“Our goal should be to live a life in radical amazement.” These words, written by the noted Jewish rabbi and mystic Abraham Joshua Heschel, greeted my fellow sojourners and I as we gathered inside a rustic red yurt last summer on our first full day at Adamah Farm in Falls Village, Connecticut.
We were there for a week as part of a course offered by the Food, Faith, and Religious Leadership Initiative at Wake Forest University School of Divinity. The course, titled “Roots and Branches,” was an interfaith immersion course in which we would learn and work alongside our Jewish brothers and sisters as we learned about the spiritual and theological roots of Jewish agricultural practices.
Prior to our arrival, I had heard wonderful things about the trip, and imagined myself spending most of my days there with my hands plunged into the dirt. I was told I might even get a chance to milk a goat and kill a chicken! It would be hands-on work, dirty work and somehow, spiritual work. And so I was surprised on our first day together to find myself about to embark on what our leader, Rebecca, called a “Radical Amazement Hike,” a short journey to a nearby overlook (nowhere near the farm) in which we were being invited simply to be silent, listen and pay attention.
While I had arrived with pen and notebook in hand, ready to jot down the best way to grow vegetables and how to convince my friends and family that care for the earth was spiritual work, most of the learning I would experience that week would be by simply being quiet and paying attention.
After a short introduction inside the red yurt, we followed Rebecca in silence to the summit overlook atop a nearby mountain. Along the way, we were asked to take notice of the natural world around us. As I hiked, listening to the birds and the winds in the trees, I became aware of a vast network of communication happening around me, the sounds of creation speaking a language I did not know or understand. What might I hear if I listen more carefully? What might God be trying to say?
Looking back, I realize that my venture through divinity school is much like that hike – an opportunity to listen, to pay attention, to hear what God might be saying. I bring with me my hopes, my ideas and my interests (and of course, plenty of pens and notebooks), but as I continue on my spiritual journey, I’m learning that much of the work of ministry is about simply paying attention. It’s about being present in each moment, listening to others, and tuning in to the work God is already doing around us.
We did indeed put our hands in the dirt that week at Adamah Farm. But it was our hike together that gave new meaning to all that would come after.
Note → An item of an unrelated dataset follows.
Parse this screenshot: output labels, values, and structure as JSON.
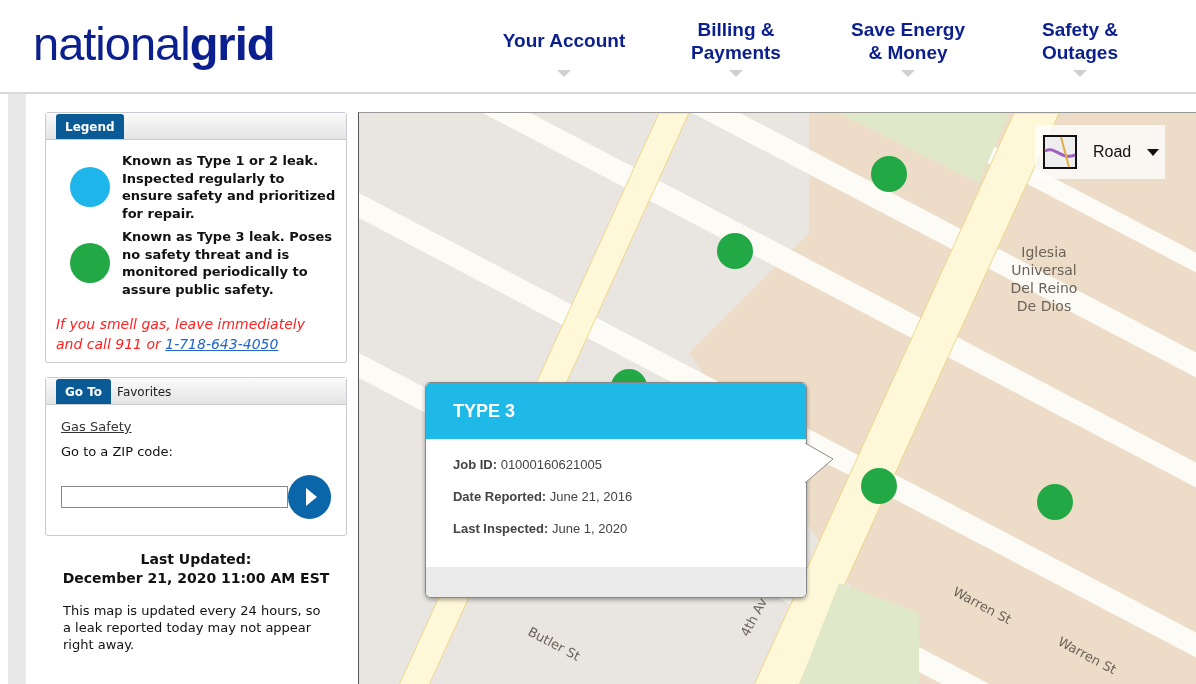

Like Moses, who encountered God’s presence in the burning bush, only after turning aside to listen did I realize, in radical amazement, that the ground on which I stood was holy ground, the people alongside me were doing holy work, and through the vast and mysterious language of creation, God was speaking a holy call.
Brian Hollingsworth is a native of Raleigh, N.C., and is a second year M.Div. student at Wake Forest University School of Divinity. He is a member of Greystone Baptist Church in Raleigh, N.C.